One of my favourite objects in the Orkney Museum is this neolithic pestle mace head. It makes me wonder just how fabulous people were 5,000 years ago to be able to make such beautiful and useful objects like this by hand with only tools and equipment that they had, in turn, made by hand. The maker chose to orient it so the banding of the rock would cross the mace head in a beautiful pattern. It’s likely they made it using a wooden drill-bit and lots of sand and water. I suspect that it also needed a huge amount of what my dad always referred to as ‘elbow grease’.

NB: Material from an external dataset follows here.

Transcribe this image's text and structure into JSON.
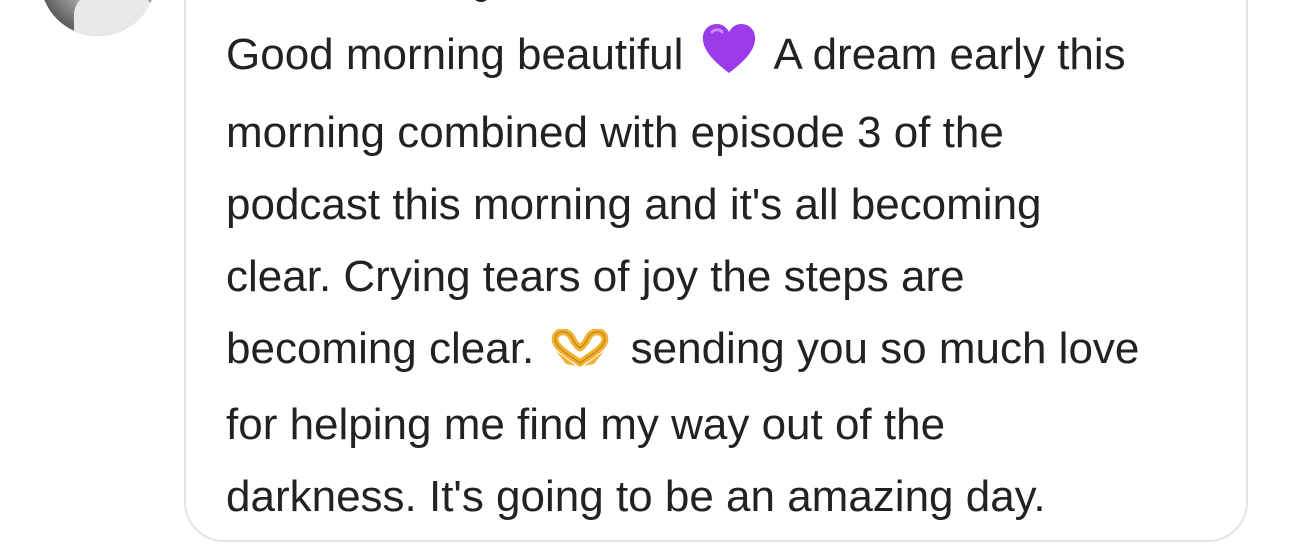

The ultimate purpose of a mace is to kill either people or animals with blunt-force trauma. It’s a skull-cracking weapon on a stick. Given just how beautiful this one is I’m hoping that it was more of a ceremonial object owned by an important person or a status symbol owned by a rich person.
This one was found in a burial cist in Sandwick on Mainland Orkney. It was such an important and such a personal object it went to the grave with them. That, I can understand.